TASK TO CARRY OUT:
Copy the data that follows, exactly and completely.

════

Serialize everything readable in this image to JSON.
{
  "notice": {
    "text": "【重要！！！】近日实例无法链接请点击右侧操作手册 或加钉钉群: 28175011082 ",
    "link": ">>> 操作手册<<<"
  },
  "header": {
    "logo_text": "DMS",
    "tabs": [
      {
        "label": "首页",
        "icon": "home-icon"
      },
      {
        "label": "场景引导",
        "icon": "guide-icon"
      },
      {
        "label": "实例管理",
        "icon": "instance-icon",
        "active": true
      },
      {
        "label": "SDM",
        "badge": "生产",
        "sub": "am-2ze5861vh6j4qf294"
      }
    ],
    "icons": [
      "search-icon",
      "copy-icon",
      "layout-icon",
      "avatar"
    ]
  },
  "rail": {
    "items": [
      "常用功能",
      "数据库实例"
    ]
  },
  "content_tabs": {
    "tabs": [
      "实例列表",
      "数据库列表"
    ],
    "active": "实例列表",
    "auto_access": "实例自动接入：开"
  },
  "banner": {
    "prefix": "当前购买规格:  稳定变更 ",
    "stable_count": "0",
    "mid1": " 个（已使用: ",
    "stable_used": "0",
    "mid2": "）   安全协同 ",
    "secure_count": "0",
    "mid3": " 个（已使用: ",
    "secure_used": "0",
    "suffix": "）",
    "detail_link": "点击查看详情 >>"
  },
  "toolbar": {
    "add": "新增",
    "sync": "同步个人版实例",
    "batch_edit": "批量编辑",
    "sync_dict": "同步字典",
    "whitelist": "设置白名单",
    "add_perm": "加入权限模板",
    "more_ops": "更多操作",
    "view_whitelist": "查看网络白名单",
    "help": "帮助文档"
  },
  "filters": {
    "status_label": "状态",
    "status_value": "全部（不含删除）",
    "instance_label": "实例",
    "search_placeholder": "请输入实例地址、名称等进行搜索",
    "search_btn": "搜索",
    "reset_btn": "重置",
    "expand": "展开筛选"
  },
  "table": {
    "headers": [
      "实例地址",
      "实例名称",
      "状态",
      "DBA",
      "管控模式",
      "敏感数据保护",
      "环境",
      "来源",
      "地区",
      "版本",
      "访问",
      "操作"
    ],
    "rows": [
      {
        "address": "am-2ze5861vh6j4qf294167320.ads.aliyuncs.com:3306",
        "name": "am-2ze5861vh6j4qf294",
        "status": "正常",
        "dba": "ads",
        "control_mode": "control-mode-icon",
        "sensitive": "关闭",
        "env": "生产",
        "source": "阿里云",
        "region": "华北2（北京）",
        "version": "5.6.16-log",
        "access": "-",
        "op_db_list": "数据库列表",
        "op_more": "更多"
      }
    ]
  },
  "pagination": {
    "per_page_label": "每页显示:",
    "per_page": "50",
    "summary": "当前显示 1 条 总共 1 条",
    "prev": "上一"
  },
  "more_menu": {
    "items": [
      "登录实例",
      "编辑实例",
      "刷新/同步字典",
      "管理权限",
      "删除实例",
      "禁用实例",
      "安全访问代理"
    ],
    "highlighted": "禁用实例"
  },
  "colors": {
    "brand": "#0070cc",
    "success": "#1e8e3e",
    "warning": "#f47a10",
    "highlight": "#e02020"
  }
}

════

ANSWER SPACE:
Serialize everything readable in this image to JSON.
{
  "notice": {
    "text": "【重要！！！】近日实例无法链接请点击右侧操作手册 或加钉钉群: 28175011082 ",
    "link": ">>> 操作手册<<<"
  },
  "header": {
    "logo_text": "DMS",
    "tabs": [
      {
        "label": "首页",
        "icon": "home-icon"
      },
      {
        "label": "场景引导",
        "icon": "guide-icon"
      },
      {
        "label": "实例管理",
        "icon": "instance-icon",
        "active": true
      },
      {
        "label": "SDM",
        "badge": "生产",
        "sub": "am-2ze5861vh6j4qf294"
      }
    ],
    "icons": [
      "search-icon",
      "copy-icon",
      "layout-icon",
      "avatar"
    ]
  },
  "rail": {
    "items": [
      "常用功能",
      "数据库实例"
    ]
  },
  "content_tabs": {
    "tabs": [
      "实例列表",
      "数据库列表"
    ],
    "active": "实例列表",
    "auto_access": "实例自动接入：开"
  },
  "banner": {
    "prefix": "当前购买规格:  稳定变更 ",
    "stable_count": "0",
    "mid1": " 个（已使用: ",
    "stable_used": "0",
    "mid2": "）   安全协同 ",
    "secure_count": "0",
    "mid3": " 个（已使用: ",
    "secure_used": "0",
    "suffix": "）",
    "detail_link": "点击查看详情 >>"
  },
  "toolbar": {
    "add": "新增",
    "sync": "同步个人版实例",
    "batch_edit": "批量编辑",
    "sync_dict": "同步字典",
    "whitelist": "设置白名单",
    "add_perm": "加入权限模板",
    "more_ops": "更多操作",
    "view_whitelist": "查看网络白名单",
    "help": "帮助文档"
  },
  "filters": {
    "status_label": "状态",
    "status_value": "全部（不含删除）",
    "instance_label": "实例",
    "search_placeholder": "请输入实例地址、名称等进行搜索",
    "search_btn": "搜索",
    "reset_btn": "重置",
    "expand": "展开筛选"
  },
  "table": {
    "headers": [
      "实例地址",
      "实例名称",
      "状态",
      "DBA",
      "管控模式",
      "敏感数据保护",
      "环境",
      "来源",
      "地区",
      "版本",
      "访问",
      "操作"
    ],
    "rows": [
      {
        "address": "am-2ze5861vh6j4qf294167320.ads.aliyuncs.com:3306",
        "name": "am-2ze5861vh6j4qf294",
        "status": "正常",
        "dba": "ads",
        "control_mode": "control-mode-icon",
        "sensitive": "关闭",
        "env": "生产",
        "source": "阿里云",
        "region": "华北2（北京）",
        "version": "5.6.16-log",
        "access": "-",
        "op_db_list": "数据库列表",
        "op_more": "更多"
      }
    ]
  },
  "pagination": {
    "per_page_label": "每页显示:",
    "per_page": "50",
    "summary": "当前显示 1 条 总共 1 条",
    "prev": "上一"
  },
  "more_menu": {
    "items": [
      "登录实例",
      "编辑实例",
      "刷新/同步字典",
      "管理权限",
      "删除实例",
      "禁用实例",
      "安全访问代理"
    ],
    "highlighted": "禁用实例"
  },
  "colors": {
    "brand": "#0070cc",
    "success": "#1e8e3e",
    "warning": "#f47a10",
    "highlight": "#e02020"
  }
}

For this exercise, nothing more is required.